Cleaning catch basins, pulling weeds, painting park benches or sorting Mardi Gras beads is not how most people like to kick off a holiday weekend. But these are some of the ways we Tulanians translate our Latin motto non sibi sed suis into the everyday language of action. "Not for one's self, but for one's own" will be the guiding principle today as hundreds of Tulane faculty and staff take to the streets to beautify City Park, prepare food for families in need or sort pounds of carnival beads to assist those with special challenges. It is hard, hot and sometimes dirty work, but everyone always seems to have a smile on their face. Maybe they are thinking about the long holiday weekend ahead or perhaps just how good it feels to join their colleagues in helping others.
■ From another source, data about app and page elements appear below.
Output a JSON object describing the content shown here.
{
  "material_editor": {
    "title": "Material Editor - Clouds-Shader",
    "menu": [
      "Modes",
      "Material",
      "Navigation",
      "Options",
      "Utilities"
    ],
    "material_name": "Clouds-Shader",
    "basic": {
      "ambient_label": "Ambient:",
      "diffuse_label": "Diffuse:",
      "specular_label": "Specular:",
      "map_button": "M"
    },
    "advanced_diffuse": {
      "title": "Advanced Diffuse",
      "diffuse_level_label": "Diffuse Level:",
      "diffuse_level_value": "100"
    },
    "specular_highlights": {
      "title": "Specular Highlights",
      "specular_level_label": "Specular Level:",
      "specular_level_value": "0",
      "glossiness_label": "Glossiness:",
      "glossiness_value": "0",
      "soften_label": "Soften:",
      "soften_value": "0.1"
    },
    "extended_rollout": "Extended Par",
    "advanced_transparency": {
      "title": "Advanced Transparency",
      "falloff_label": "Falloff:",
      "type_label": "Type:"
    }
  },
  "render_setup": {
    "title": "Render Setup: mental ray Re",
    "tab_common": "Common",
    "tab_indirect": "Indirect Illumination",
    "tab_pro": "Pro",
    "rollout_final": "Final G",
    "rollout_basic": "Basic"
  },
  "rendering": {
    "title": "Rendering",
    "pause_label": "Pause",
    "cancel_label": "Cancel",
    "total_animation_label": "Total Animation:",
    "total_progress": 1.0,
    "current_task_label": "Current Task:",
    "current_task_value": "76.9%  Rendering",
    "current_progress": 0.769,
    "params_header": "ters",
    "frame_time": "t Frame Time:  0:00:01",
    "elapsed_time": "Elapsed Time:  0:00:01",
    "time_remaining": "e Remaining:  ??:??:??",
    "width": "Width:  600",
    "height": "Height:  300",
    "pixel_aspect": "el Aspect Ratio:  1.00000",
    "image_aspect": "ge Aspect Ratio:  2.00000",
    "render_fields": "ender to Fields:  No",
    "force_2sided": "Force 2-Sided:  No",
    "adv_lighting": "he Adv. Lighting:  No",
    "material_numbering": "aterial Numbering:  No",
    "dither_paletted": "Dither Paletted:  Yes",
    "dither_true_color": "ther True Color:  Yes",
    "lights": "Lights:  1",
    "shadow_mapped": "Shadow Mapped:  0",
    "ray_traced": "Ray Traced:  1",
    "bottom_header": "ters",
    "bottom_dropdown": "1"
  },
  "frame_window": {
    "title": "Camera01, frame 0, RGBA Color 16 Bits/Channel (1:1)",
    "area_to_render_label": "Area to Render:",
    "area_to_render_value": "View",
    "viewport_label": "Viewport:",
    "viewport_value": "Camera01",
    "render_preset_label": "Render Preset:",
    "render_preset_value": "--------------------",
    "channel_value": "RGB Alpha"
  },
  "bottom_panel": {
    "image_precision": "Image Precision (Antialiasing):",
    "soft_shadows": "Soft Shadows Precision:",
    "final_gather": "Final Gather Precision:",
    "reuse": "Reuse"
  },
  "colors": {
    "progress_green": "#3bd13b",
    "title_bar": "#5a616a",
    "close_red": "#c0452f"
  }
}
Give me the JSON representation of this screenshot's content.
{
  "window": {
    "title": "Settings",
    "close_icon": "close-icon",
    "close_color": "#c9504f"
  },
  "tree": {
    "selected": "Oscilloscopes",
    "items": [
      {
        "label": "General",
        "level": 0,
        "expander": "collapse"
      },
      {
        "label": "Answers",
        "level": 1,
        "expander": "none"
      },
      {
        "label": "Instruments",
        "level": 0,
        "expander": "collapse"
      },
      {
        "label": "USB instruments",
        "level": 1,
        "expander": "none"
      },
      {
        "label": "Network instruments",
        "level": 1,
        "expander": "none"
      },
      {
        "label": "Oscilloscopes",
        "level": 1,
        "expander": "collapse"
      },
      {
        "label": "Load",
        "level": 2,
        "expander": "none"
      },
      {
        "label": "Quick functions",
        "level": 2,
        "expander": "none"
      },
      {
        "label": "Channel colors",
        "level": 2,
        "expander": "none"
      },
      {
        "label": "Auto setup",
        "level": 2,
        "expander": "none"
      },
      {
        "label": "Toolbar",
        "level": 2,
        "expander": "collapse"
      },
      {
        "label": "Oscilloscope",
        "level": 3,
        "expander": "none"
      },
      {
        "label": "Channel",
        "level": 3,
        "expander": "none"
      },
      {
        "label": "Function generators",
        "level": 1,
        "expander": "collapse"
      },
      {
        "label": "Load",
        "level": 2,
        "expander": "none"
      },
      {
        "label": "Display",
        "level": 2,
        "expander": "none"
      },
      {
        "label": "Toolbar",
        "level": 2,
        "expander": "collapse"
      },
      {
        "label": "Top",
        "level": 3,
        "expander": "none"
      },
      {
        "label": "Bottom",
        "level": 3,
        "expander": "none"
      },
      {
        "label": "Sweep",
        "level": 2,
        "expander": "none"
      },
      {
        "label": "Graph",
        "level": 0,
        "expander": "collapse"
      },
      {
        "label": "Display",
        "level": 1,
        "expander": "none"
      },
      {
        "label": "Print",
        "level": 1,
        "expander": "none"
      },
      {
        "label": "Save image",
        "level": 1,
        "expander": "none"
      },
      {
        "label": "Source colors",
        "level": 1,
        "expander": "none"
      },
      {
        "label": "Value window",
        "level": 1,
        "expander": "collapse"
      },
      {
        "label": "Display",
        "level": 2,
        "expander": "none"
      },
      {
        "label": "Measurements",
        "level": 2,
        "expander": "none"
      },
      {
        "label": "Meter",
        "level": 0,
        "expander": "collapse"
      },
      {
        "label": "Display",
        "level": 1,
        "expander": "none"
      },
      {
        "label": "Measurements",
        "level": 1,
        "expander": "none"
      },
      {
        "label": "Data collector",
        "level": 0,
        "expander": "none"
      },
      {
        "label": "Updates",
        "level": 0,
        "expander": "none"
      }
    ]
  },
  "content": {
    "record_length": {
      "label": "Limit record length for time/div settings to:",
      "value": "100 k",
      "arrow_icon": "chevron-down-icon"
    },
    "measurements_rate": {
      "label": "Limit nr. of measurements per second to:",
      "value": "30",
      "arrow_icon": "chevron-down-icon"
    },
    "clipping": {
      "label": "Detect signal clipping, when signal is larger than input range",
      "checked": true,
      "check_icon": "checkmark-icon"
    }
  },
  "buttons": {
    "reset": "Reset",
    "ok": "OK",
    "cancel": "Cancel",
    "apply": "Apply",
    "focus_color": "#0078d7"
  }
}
This weekend marks a period of special religious observances along with family gatherings, crawfish boils and celebrations for all. It also marks the end of a week in which the world watched with horror as flames consumed the nearly 900-year-old Notre Dame Cathedral. While much was lost, much was saved of this iconic landmark that contains so much history and hope. Venerable spaces such as Notre Dame form bonds and connections between people of vastly different times, beliefs, experiences and backgrounds that are deeper than we realize. The connections of Notre Dame span history from Joan of Arc to Napoleon to Tulane student Kendall Gardner who witnessed Monday's tragedy firsthand.
I believe such human connections are the reason Tulanians are inspired to volunteer at the Day of Service and in numerous other ways throughout the year. I also believe it's why, despite tragedies like the Notre Dame fire and attacks on synagogues, mosques and churches across the world – including here in Louisiana – we can still find reasons to hope. And to rejoice.